**What is required**
Reproduce the data below verbatim from the line containing "Extract the structured" through its final line, and produce nothing more.

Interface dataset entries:
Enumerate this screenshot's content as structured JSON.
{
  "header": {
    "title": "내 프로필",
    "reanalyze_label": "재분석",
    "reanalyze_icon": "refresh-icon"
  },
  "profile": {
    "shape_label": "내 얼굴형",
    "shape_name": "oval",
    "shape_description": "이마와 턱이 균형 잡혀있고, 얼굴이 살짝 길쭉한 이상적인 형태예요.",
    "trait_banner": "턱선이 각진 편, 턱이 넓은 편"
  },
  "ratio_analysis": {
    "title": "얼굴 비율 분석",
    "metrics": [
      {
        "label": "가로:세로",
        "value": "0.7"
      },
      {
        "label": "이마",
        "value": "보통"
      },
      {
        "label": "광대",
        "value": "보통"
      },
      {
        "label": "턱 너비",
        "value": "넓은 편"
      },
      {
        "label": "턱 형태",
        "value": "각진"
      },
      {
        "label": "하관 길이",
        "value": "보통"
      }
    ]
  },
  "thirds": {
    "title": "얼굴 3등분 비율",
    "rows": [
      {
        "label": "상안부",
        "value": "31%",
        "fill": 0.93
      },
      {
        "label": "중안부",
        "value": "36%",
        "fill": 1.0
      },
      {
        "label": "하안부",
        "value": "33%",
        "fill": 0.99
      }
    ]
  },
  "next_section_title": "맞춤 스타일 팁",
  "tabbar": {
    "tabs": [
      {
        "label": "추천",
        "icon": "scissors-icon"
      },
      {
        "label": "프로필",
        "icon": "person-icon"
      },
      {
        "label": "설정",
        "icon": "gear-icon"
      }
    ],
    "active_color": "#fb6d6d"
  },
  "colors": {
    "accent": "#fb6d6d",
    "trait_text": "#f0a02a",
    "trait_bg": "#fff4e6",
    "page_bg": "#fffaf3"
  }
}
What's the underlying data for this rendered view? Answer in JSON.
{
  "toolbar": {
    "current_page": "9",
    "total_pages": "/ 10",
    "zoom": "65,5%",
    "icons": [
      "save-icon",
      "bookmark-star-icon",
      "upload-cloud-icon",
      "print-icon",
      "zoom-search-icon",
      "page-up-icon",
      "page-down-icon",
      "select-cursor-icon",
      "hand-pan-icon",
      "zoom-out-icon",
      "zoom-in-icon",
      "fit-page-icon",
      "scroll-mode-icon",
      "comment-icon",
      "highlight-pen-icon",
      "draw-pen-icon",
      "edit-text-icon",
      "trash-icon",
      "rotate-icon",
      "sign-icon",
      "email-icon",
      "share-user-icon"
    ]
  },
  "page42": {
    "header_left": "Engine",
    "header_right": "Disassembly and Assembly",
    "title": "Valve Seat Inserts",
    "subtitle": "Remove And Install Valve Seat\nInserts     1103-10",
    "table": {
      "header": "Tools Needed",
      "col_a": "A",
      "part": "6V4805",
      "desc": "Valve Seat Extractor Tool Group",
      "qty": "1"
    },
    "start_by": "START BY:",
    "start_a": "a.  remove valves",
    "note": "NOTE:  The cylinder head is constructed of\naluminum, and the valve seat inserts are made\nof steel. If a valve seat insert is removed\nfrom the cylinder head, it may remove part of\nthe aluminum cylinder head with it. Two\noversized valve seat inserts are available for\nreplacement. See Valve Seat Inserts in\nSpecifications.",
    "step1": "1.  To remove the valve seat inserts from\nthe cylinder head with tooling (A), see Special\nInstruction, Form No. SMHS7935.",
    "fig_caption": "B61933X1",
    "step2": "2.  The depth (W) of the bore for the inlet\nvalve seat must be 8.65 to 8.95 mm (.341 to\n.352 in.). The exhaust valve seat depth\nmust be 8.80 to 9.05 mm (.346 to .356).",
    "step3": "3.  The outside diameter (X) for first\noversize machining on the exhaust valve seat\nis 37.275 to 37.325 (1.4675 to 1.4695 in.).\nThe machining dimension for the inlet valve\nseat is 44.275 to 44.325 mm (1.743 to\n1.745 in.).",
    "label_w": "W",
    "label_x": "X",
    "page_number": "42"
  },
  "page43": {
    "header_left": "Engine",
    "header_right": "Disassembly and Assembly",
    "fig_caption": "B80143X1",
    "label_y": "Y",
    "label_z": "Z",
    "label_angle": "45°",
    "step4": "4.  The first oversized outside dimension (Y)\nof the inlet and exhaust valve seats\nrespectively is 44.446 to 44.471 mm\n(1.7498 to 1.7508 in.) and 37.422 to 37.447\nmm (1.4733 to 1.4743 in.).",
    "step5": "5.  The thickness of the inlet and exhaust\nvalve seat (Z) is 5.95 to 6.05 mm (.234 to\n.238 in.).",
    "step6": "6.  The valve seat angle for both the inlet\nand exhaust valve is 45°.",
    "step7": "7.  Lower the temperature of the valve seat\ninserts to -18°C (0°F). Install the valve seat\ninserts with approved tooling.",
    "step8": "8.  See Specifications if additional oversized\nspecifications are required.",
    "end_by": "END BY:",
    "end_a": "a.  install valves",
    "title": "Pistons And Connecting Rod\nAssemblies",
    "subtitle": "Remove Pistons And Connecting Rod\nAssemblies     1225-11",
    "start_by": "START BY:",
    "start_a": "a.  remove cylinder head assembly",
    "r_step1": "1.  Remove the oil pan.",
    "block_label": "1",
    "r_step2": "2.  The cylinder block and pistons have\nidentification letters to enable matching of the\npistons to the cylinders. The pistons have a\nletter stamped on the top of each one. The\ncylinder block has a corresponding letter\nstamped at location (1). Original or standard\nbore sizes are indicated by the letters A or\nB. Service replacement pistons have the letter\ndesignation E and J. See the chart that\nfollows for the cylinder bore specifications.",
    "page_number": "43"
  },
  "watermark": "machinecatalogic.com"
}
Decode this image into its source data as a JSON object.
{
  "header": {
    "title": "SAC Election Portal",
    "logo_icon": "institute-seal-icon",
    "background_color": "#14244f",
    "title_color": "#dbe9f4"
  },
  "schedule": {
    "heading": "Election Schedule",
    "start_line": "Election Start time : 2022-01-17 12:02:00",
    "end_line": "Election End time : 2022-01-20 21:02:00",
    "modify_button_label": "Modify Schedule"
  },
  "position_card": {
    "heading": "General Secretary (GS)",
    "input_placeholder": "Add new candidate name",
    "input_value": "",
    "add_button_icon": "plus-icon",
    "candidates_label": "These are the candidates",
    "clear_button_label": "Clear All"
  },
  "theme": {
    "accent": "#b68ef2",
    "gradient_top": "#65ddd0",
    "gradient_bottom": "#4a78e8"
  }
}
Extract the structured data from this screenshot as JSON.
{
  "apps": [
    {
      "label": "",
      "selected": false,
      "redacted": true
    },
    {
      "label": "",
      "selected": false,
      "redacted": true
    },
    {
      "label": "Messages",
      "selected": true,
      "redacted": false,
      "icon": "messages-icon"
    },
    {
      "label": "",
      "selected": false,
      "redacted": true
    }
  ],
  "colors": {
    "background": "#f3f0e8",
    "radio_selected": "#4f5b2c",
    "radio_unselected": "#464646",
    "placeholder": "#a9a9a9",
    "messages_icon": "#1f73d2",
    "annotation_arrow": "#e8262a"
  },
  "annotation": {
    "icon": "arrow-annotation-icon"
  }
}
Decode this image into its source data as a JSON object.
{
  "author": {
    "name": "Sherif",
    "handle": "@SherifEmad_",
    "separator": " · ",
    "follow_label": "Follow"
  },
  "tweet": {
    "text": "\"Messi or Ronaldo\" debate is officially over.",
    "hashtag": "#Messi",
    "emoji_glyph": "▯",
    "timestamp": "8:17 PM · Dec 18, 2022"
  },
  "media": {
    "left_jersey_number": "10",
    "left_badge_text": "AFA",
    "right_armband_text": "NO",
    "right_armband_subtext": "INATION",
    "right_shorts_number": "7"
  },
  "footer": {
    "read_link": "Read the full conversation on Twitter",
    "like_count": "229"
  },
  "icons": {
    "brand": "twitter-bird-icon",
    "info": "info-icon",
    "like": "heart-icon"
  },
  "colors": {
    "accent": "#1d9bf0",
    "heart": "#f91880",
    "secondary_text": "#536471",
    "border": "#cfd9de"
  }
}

**The completed task**
Extract the structured data from this screenshot as JSON.
{
  "apps": [
    {
      "label": "",
      "selected": false,
      "redacted": true
    },
    {
      "label": "",
      "selected": false,
      "redacted": true
    },
    {
      "label": "Messages",
      "selected": true,
      "redacted": false,
      "icon": "messages-icon"
    },
    {
      "label": "",
      "selected": false,
      "redacted": true
    }
  ],
  "colors": {
    "background": "#f3f0e8",
    "radio_selected": "#4f5b2c",
    "radio_unselected": "#464646",
    "placeholder": "#a9a9a9",
    "messages_icon": "#1f73d2",
    "annotation_arrow": "#e8262a"
  },
  "annotation": {
    "icon": "arrow-annotation-icon"
  }
}
Decode this image into its source data as a JSON object.
{
  "author": {
    "name": "Sherif",
    "handle": "@SherifEmad_",
    "separator": " · ",
    "follow_label": "Follow"
  },
  "tweet": {
    "text": "\"Messi or Ronaldo\" debate is officially over.",
    "hashtag": "#Messi",
    "emoji_glyph": "▯",
    "timestamp": "8:17 PM · Dec 18, 2022"
  },
  "media": {
    "left_jersey_number": "10",
    "left_badge_text": "AFA",
    "right_armband_text": "NO",
    "right_armband_subtext": "INATION",
    "right_shorts_number": "7"
  },
  "footer": {
    "read_link": "Read the full conversation on Twitter",
    "like_count": "229"
  },
  "icons": {
    "brand": "twitter-bird-icon",
    "info": "info-icon",
    "like": "heart-icon"
  },
  "colors": {
    "accent": "#1d9bf0",
    "heart": "#f91880",
    "secondary_text": "#536471",
    "border": "#cfd9de"
  }
}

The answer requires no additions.